When blood clots shape inside the body, in arteries or veins, they can disrupt the flow of blood to important organs. Too much clotting inside your body can lead to conditions including apoplexy, heart attack, organ injury or deep vein thrombosis( DVT ).
But if the blood doesn’t coagulate enough or is too slow to coagulate, this can also have serious implications for our health and is often referred to as a bleed ailment. A physician typically prescribes blood-thickening drugs that can help with clotting, but many natural foods can also succor coagulate the blood and supersede missing clotting agents.
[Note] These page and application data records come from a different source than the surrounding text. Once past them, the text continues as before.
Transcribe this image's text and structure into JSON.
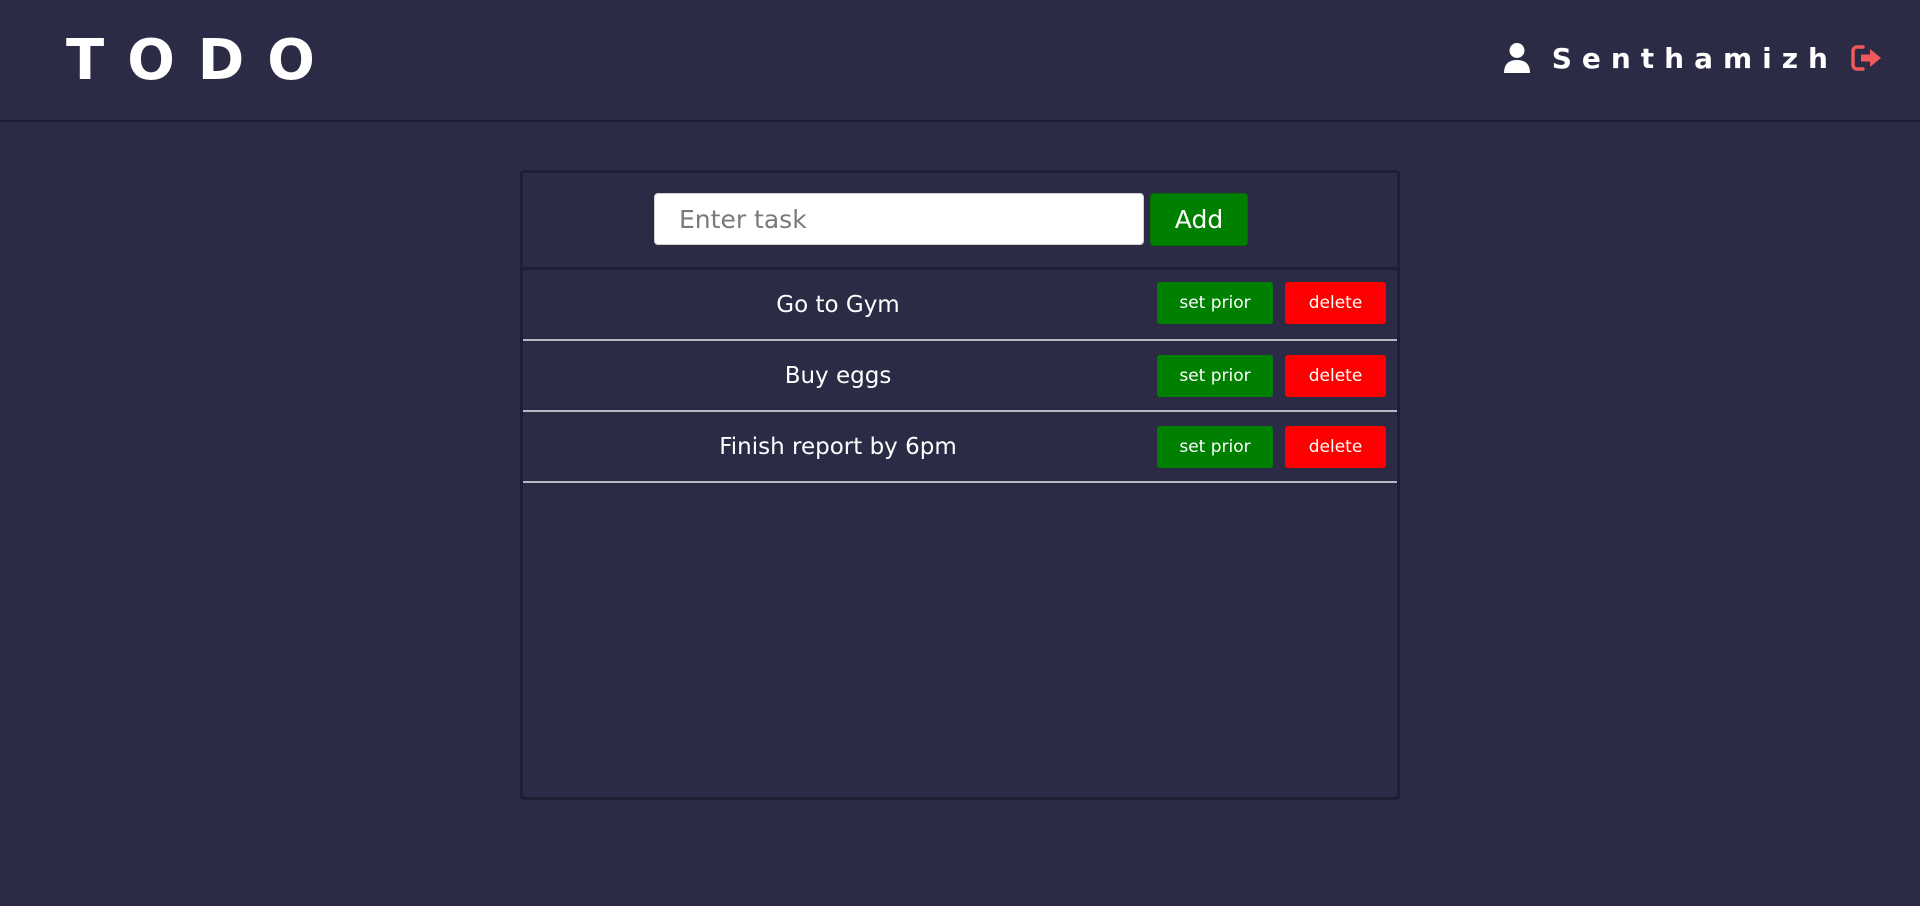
{
  "header": {
    "brand": "TODO",
    "user_name": "Senthamizh",
    "user_icon": "user-icon",
    "logout_icon": "sign-out-icon",
    "logout_color": "#f05a5a"
  },
  "task_form": {
    "placeholder": "Enter task",
    "value": "",
    "add_label": "Add"
  },
  "tasks": [
    {
      "text": "Go to Gym",
      "prior_label": "set prior",
      "delete_label": "delete"
    },
    {
      "text": "Buy eggs",
      "prior_label": "set prior",
      "delete_label": "delete"
    },
    {
      "text": "Finish report by 6pm",
      "prior_label": "set prior",
      "delete_label": "delete"
    }
  ],
  "colors": {
    "background": "#2b2b45",
    "prior_button": "#008000",
    "delete_button": "#ff0000"
  }
}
Bleeding disorders develop when your blood can’t clot properly. Most bleeding disorders are genetic and inherited from a parent or other close relative. However, some disorders are acquired as a result of other medical conditions like liver disease, a low red blood cell count, a deficiency of vitamin K or even as a side effect of certain medications.
Fortunately, genetic diseases that cause bleeding disorders are quite rare, it’s estimated that only 20,000 people, mostly male, have the most well-known bleeding disorder, hemophilia in the U.S. Von Willebrand disease is more common, being found in approximately 1 percent of the U.S. population, both male and female. Acquired bleeding disorders can sometimes occur spontaneously or develop later in life.